· Initiating reforms or standing up to powerful interests can invite retribution of a kind that I had not imagined. Presidents are subject not only to pressure but to entrapment, blackmail, and even, in one way or another, [extra-constitutional] removal.
UPDATE: Is It Too Late To Save Health Care Reform?
Yesterday Robert Reich warned of the same dangers we've talking about here-- how the Medical-Industrial Complex and their congressional shills like the entire GOP and Baucus, Specter, Bayh and Nelson, plan to kill health care reform. He thinks it may not be too late to save something. I think he's wrong; if we can't even make a lapdog to big Pharma like Arlen Specter toxic enough so that corporate shills like Biden and Rendell would be afraid to embrace him, we have no clout at all; might as well bend over and take it like a man and hope they use a lot of grease. "Big Pharma and Big Insurance," writes Reich "are gaining ground in their campaign to kill the public option in the emerging health care bill... They argue that would be unfair. Unfair? Unfair to give more people better health care at lower cost? To Pharma and Insurance, 'unfair' is anything that undermines their profits."
One of their proposals is to break up the public option into small pieces under multiple regional third-party administrators that would have little or no bargaining leverage. A second is to give the public option to the states where Big Pharma and Big Insurance can easily buy off legislators and officials, as they've been doing for years. A third is bind the public plan to the same rules private insurers have already wangled, thereby making it impossible for the public plan to put competitive pressure on the insurers.
Max Baucus, Chair of Senate Finance (now exactly why does the Senate Finance Committee have so much say over health care?) hasn't shown his cards but staffers tell me he's more than happy to sign on to any one of these. But Baucus is waiting for more support from his colleagues, and none of the three proposals has emerged as the leading candidate for those who want to kill the public option without showing they're killing it. Meanwhile, Ted Kennedy and his staff are still pushing for a full public option, but with Kennedy ailing, he might not be able to round up the votes. (Kennedy's health committee released a draft of a bill today, which contains the full public option.)
Enter Olympia Snowe. Her move is important, not because she's Republican (the Senate needs only 51 votes to pass this) but because she's well-respected and considered non-partisan, and therefore offers some cover to Democrats who may need it. Last night Snowe hosted a private meeting between members and staffers about a new proposal Pharma and Insurance are floating, and apparently she's already gained the tentative support of several Democrats (including Ron Wyden and Thomas Carper). Under Snowe's proposal, the public option would kick in years from now, but it would be triggered only if insurance companies fail to bring down healthcare costs and expand coverage in he meantime.

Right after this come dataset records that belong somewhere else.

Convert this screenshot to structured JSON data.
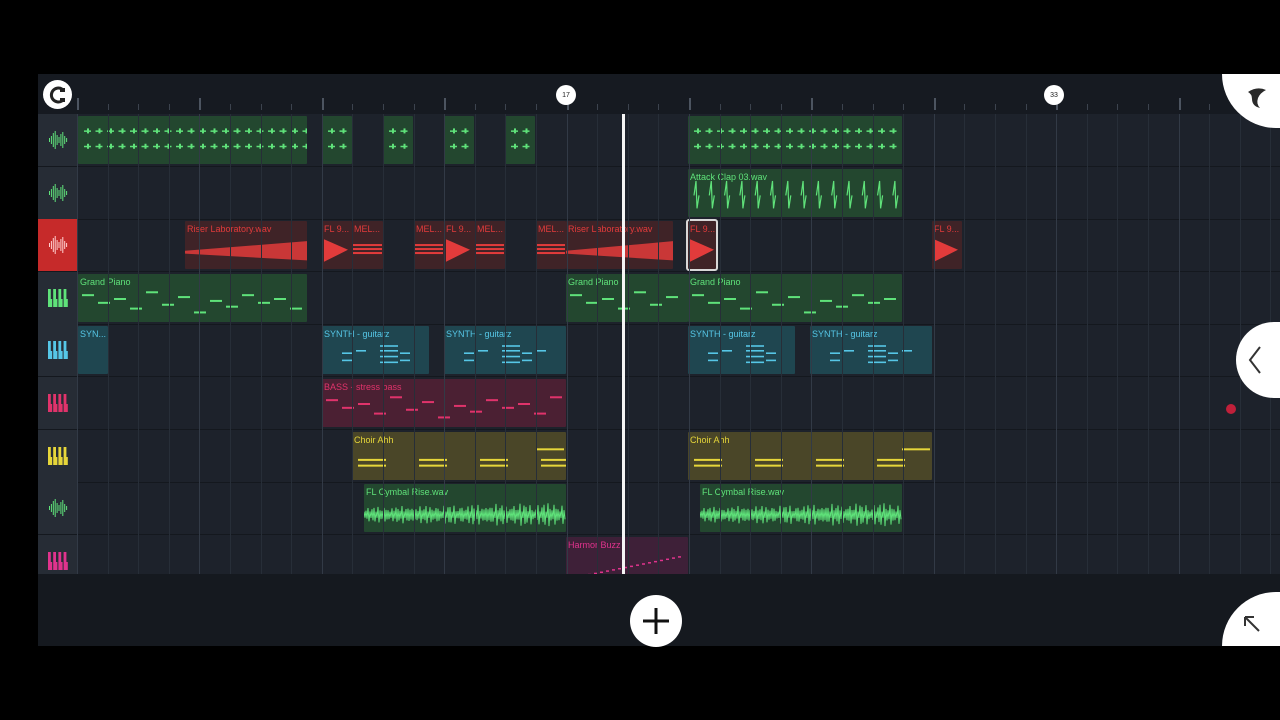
{
  "timeline": {
    "markers": [
      "17",
      "33"
    ]
  },
  "colors": {
    "green": "#5fe27a",
    "red": "#e23b3b",
    "cyan": "#56c6e6",
    "pink": "#e0336b",
    "yellow": "#e6d63a",
    "magenta": "#e0338d"
  },
  "tracks": [
    {
      "icon": "waveform-icon",
      "color": "green",
      "clips": []
    },
    {
      "icon": "waveform-icon",
      "color": "green",
      "clips": [
        {
          "label": "Attack Clap 03.wav"
        }
      ]
    },
    {
      "icon": "waveform-icon",
      "color": "red",
      "clips": [
        {
          "label": "Riser Laboratory.wav"
        },
        {
          "label": "FL 9..."
        },
        {
          "label": "MEL..."
        },
        {
          "label": "MEL..."
        },
        {
          "label": "FL 9..."
        },
        {
          "label": "MEL..."
        },
        {
          "label": "MEL..."
        },
        {
          "label": "Riser Laboratory.wav"
        },
        {
          "label": "FL 9..."
        },
        {
          "label": "FL 9..."
        }
      ]
    },
    {
      "icon": "piano-icon",
      "color": "green",
      "clips": [
        {
          "label": "Grand Piano"
        },
        {
          "label": "Grand Piano"
        },
        {
          "label": "Grand Piano"
        }
      ]
    },
    {
      "icon": "piano-icon",
      "color": "cyan",
      "clips": [
        {
          "label": "SYN..."
        },
        {
          "label": "SYNTH - guitarz"
        },
        {
          "label": "SYNTH - guitarz"
        },
        {
          "label": "SYNTH - guitarz"
        },
        {
          "label": "SYNTH - guitarz"
        }
      ]
    },
    {
      "icon": "piano-icon",
      "color": "pink",
      "clips": [
        {
          "label": "BASS - stress bass"
        }
      ]
    },
    {
      "icon": "piano-icon",
      "color": "yellow",
      "clips": [
        {
          "label": "Choir Ahh"
        },
        {
          "label": "Choir Ahh"
        }
      ]
    },
    {
      "icon": "waveform-icon",
      "color": "green",
      "clips": [
        {
          "label": "FL Cymbal Rise.wav"
        },
        {
          "label": "FL Cymbal Rise.wav"
        }
      ]
    },
    {
      "icon": "piano-icon",
      "color": "magenta",
      "clips": [
        {
          "label": "Harmor Buzz"
        }
      ]
    }
  ],
  "buttons": {
    "add": "add-track-icon",
    "collapse": "chevron-left-icon",
    "expand": "arrow-up-left-icon",
    "logo": "fl-logo-icon",
    "menu": "fruit-menu-icon"
  }
}
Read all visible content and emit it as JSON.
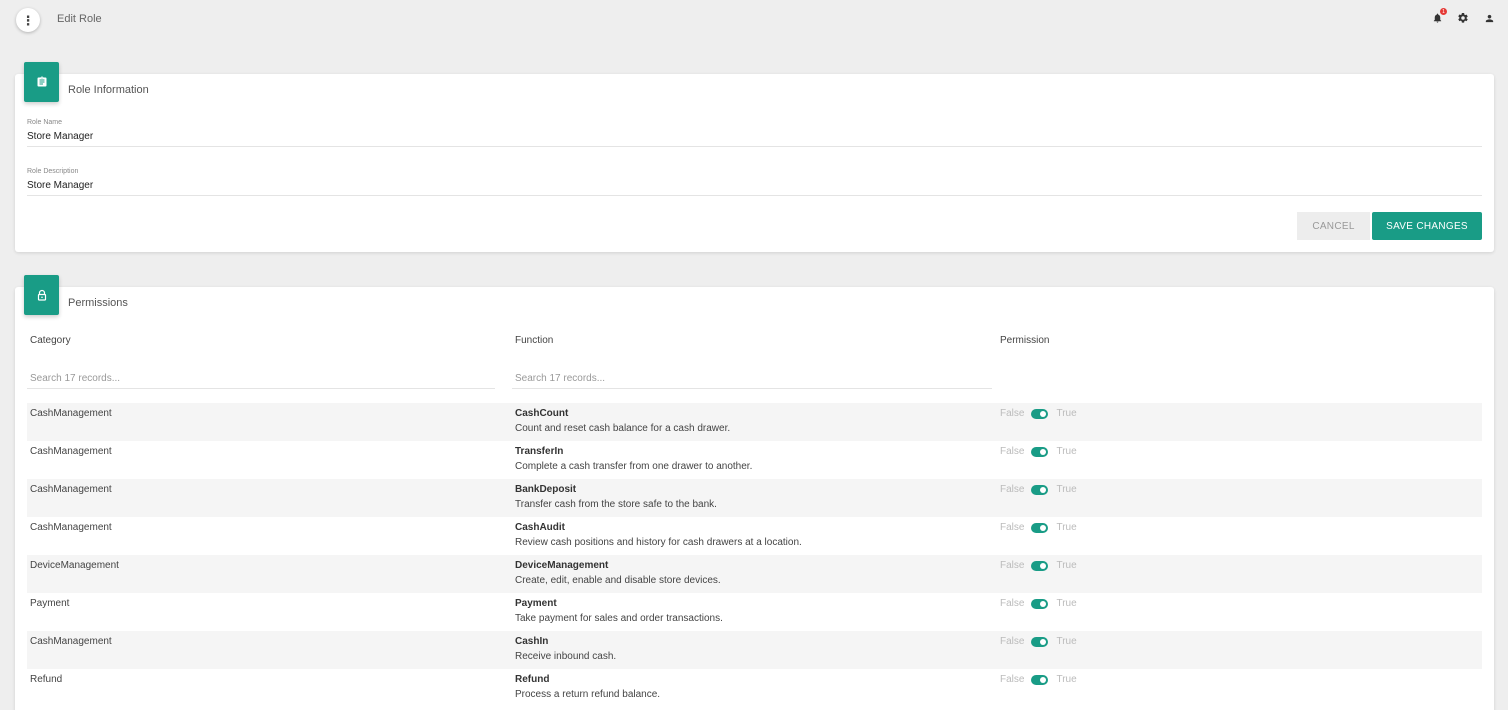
{
  "header": {
    "menu_glyph": "⋮",
    "title": "Edit Role",
    "notification_count": "1"
  },
  "role_info": {
    "title": "Role Information",
    "name_label": "Role Name",
    "name_value": "Store Manager",
    "description_label": "Role Description",
    "description_value": "Store Manager",
    "cancel_label": "CANCEL",
    "save_label": "SAVE CHANGES"
  },
  "permissions": {
    "title": "Permissions",
    "columns": {
      "category": "Category",
      "function": "Function",
      "permission": "Permission"
    },
    "category_search_placeholder": "Search 17 records...",
    "function_search_placeholder": "Search 17 records...",
    "false_label": "False",
    "true_label": "True",
    "rows": [
      {
        "category": "CashManagement",
        "function": "CashCount",
        "description": "Count and reset cash balance for a cash drawer.",
        "permission": true
      },
      {
        "category": "CashManagement",
        "function": "TransferIn",
        "description": "Complete a cash transfer from one drawer to another.",
        "permission": true
      },
      {
        "category": "CashManagement",
        "function": "BankDeposit",
        "description": "Transfer cash from the store safe to the bank.",
        "permission": true
      },
      {
        "category": "CashManagement",
        "function": "CashAudit",
        "description": "Review cash positions and history for cash drawers at a location.",
        "permission": true
      },
      {
        "category": "DeviceManagement",
        "function": "DeviceManagement",
        "description": "Create, edit, enable and disable store devices.",
        "permission": true
      },
      {
        "category": "Payment",
        "function": "Payment",
        "description": "Take payment for sales and order transactions.",
        "permission": true
      },
      {
        "category": "CashManagement",
        "function": "CashIn",
        "description": "Receive inbound cash.",
        "permission": true
      },
      {
        "category": "Refund",
        "function": "Refund",
        "description": "Process a return refund balance.",
        "permission": true
      }
    ]
  },
  "colors": {
    "accent": "#199c86",
    "background": "#eeeeee"
  }
}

Tom Caper is the vice Chair of the DLC. You can be sure that anything controversial that Tom Carper supports is toxic for working families and pre-approved by his corporate patrons. Big Insurance has poured $451,724 into Carper's career and Big Pharma, HMOs and other pieces of the Medical-Industrial Complex even more. He's on the take and there is no way to ever get ourselves out of the morass we're in short of defeating crooks like Carper.
You want real health care reform? There's one way to do it. Take a pledge to vote against incumbents like Blanche Lincoln (D-AR), John McCain (R-AZ), Johnny Isakson (R-GA), Evan Bayh (D-IN), Chuck Grassley (R-IA), Jim Bunning (R-KY), David Diapers Vitter (R-LA), Richard Burr (R-NC), Tom Coburn (R-OK), Arlen Specter (D-PA), Jim DeMint (R-SC), John Thune (R-SD), and Robert Bennett (R-UT) next year. That would get the attention of the rest of the Senate so fast that we'd have the best medical system in the world within months. Or maybe Obama will crack the whip and show some tough leadership. There's not a more important issue to keep the powder dry for.